Long-running characters often become cultural symbols, even outside of the creators’ original intentions. Superman is synonymous with ideals of ultimate power used in service of the greater good in a way that makes “what if Superman but evil” a plausible movie pitch, and he’s identified strongly enough with “the American way” that “what if Superman but Soviet” is a plausible comic series. The Watchmen characters, in particular, are designed to serve as ideological game pieces—The Comedian is a nihilist, Rorschach a kind of objectivist, Ozymandias a hardened utilitarian, and so on—and Lindelof is well within his rights to try to say something new with them, whether or not he succeeds.

Cops and masked heroes walk the street of a parking lot
The authorities in HBO’s Watchmen infiltrate Seventh Cavalry hideout
Mark Hill/HBO

The most respectful way Lindelof could adapt Watchmen is by being impossibly rude to it, by excavating the assumptions the original series makes and examining them with a cold, ruthless eye in search of something new to say. It starts to get there: Where Watchmen the comic offers sexuality as a sort of catchall sociopolitical explanation for vigilantism — nearly everyone is just extremely horny and can only fuck by either beating up other people or themselves getting beat up — the television show digs another layer, replacing sexual repression with American white supremacy.

Admittedly, this move seems tenuous at times, particularly in the first episode, which paints the conflict of the series as between the white supremacist Seventh Cavalry and the police trying to take them down. Thankfully, the show rewards patience: There is more to Watchmen’s understanding of race, though Lindelof keeps the mask on a tad longer than he should.

In fact, the Watchmen series’ greatest adaptation failures appear to largely be motivated by Lindelof’s love and reverence for the original material. In particular, though Jean Smart is fun and snappy as Agent Laurie Blake, the character — once broken by her romantic entanglement with Doctor Manhattan — has become an impossibly cool, if disaffected, FBI agent.
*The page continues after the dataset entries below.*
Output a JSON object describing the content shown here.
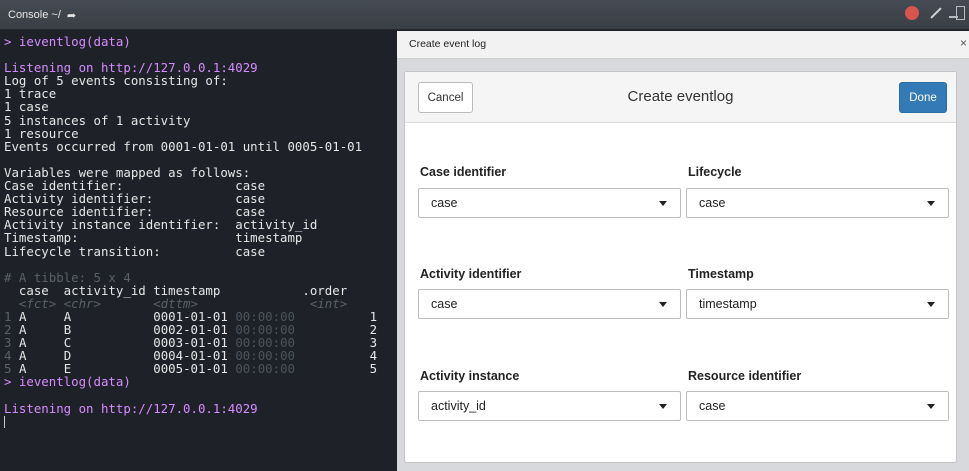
{
  "header": {
    "title": "Console ~/"
  },
  "console": {
    "lines": {
      "l1": "> ieventlog(data)",
      "l2": "Listening on http://127.0.0.1:4029",
      "l3": "Log of 5 events consisting of:",
      "l4": "1 trace",
      "l5": "1 case",
      "l6": "5 instances of 1 activity",
      "l7": "1 resource",
      "l8": "Events occurred from 0001-01-01 until 0005-01-01",
      "l9": "Variables were mapped as follows:",
      "l10": "Case identifier:               case",
      "l11": "Activity identifier:           case",
      "l12": "Resource identifier:           case",
      "l13": "Activity instance identifier:  activity_id",
      "l14": "Timestamp:                     timestamp",
      "l15": "Lifecycle transition:          case",
      "tibble_header": "# A tibble: 5 x 4",
      "col_header": "  case  activity_id timestamp           .order",
      "type_header": "  <fct> <chr>       <dttm>               <int>",
      "rows": [
        {
          "num": "1",
          "case": "A",
          "act": "A",
          "date": "0001-01-01",
          "time": "00:00:00",
          "order": "1"
        },
        {
          "num": "2",
          "case": "A",
          "act": "B",
          "date": "0002-01-01",
          "time": "00:00:00",
          "order": "2"
        },
        {
          "num": "3",
          "case": "A",
          "act": "C",
          "date": "0003-01-01",
          "time": "00:00:00",
          "order": "3"
        },
        {
          "num": "4",
          "case": "A",
          "act": "D",
          "date": "0004-01-01",
          "time": "00:00:00",
          "order": "4"
        },
        {
          "num": "5",
          "case": "A",
          "act": "E",
          "date": "0005-01-01",
          "time": "00:00:00",
          "order": "5"
        }
      ],
      "l16": "> ieventlog(data)",
      "l17": "Listening on http://127.0.0.1:4029"
    }
  },
  "viewer": {
    "title": "Create event log",
    "close": "×"
  },
  "dialog": {
    "cancel_label": "Cancel",
    "title": "Create eventlog",
    "done_label": "Done",
    "fields": {
      "case_id": {
        "label": "Case identifier",
        "value": "case"
      },
      "lifecycle": {
        "label": "Lifecycle",
        "value": "case"
      },
      "activity_id": {
        "label": "Activity identifier",
        "value": "case"
      },
      "timestamp": {
        "label": "Timestamp",
        "value": "timestamp"
      },
      "activity_instance": {
        "label": "Activity instance",
        "value": "activity_id"
      },
      "resource_id": {
        "label": "Resource identifier",
        "value": "case"
      }
    }
  },
  "colors": {
    "console_bg": "#1e2228",
    "prompt": "#d58cff",
    "done_button": "#337ab7"
  }
}
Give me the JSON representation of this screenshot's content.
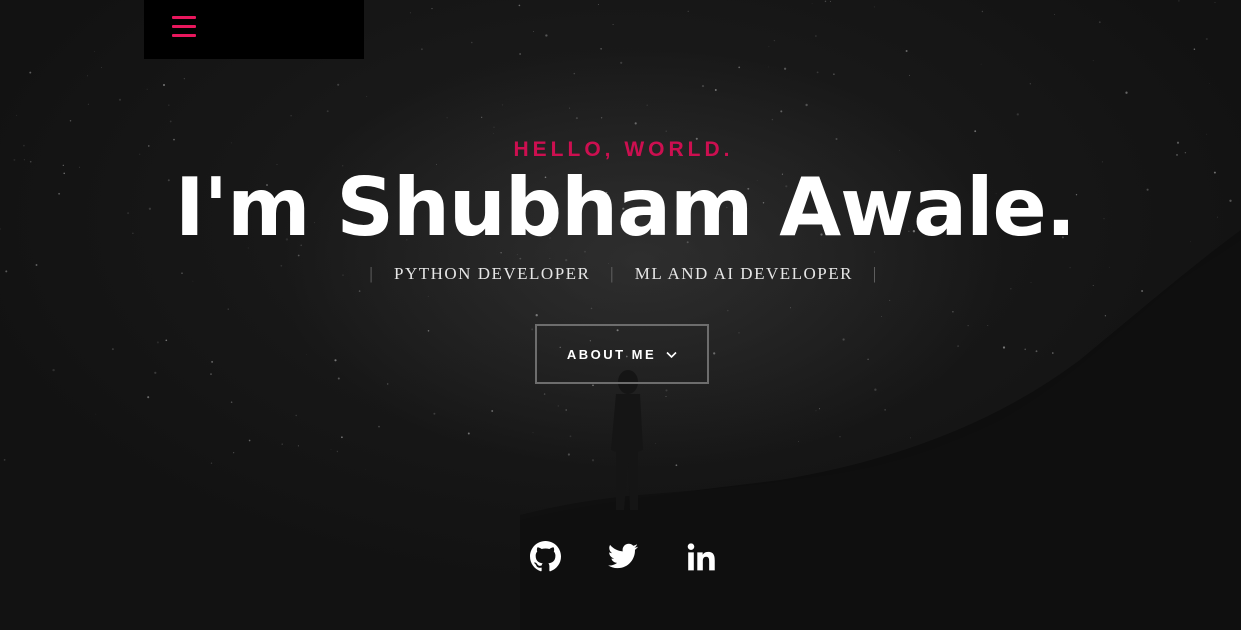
{
  "header": {
    "menu_icon": "hamburger-menu-icon",
    "accent_color": "#e8175d"
  },
  "intro": {
    "greeting": "HELLO, WORLD.",
    "name": "I'm Shubham Awale.",
    "roles": [
      "PYTHON DEVELOPER",
      "ML AND AI DEVELOPER"
    ],
    "separator": "|"
  },
  "about_button": {
    "label": "ABOUT ME",
    "icon": "chevron-down-icon"
  },
  "social": [
    {
      "name": "GitHub",
      "icon": "github-icon"
    },
    {
      "name": "Twitter",
      "icon": "twitter-icon"
    },
    {
      "name": "LinkedIn",
      "icon": "linkedin-icon"
    }
  ],
  "colors": {
    "background": "#121212",
    "accent": "#cc0f50",
    "text": "#ffffff"
  }
}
This version of Laurie is incredibly competent, and strides through the world like she owns the place — like she’s a comic book character, destined to come out on top. Though one of Laurie’s coworkers resists the designation when she calls him a “fan” of hers, he feels like the closest thing we have to an audience stand-in, interested in stylizing and obsessively studying the original work in a way that would seemingly produce another Snyder adaptation. Though the comic inspires this level of devotion, Lindelof’s Watchmen is great precisely because it rarely gives in to that impulse: If Watchmen has a foundational rule, it’s that no one is ever cool.

Eric Thurm is the founder, host, and overall doofus behind Drunk Education, which started as a party at his house that several people had to be tricked into attending. He is also a writer whose work has appeared in GQ, Esquire, Rolling Stone, The A.V. Club, and other publications, and the author of Avidly Reads Board Games from NYU Press, out now.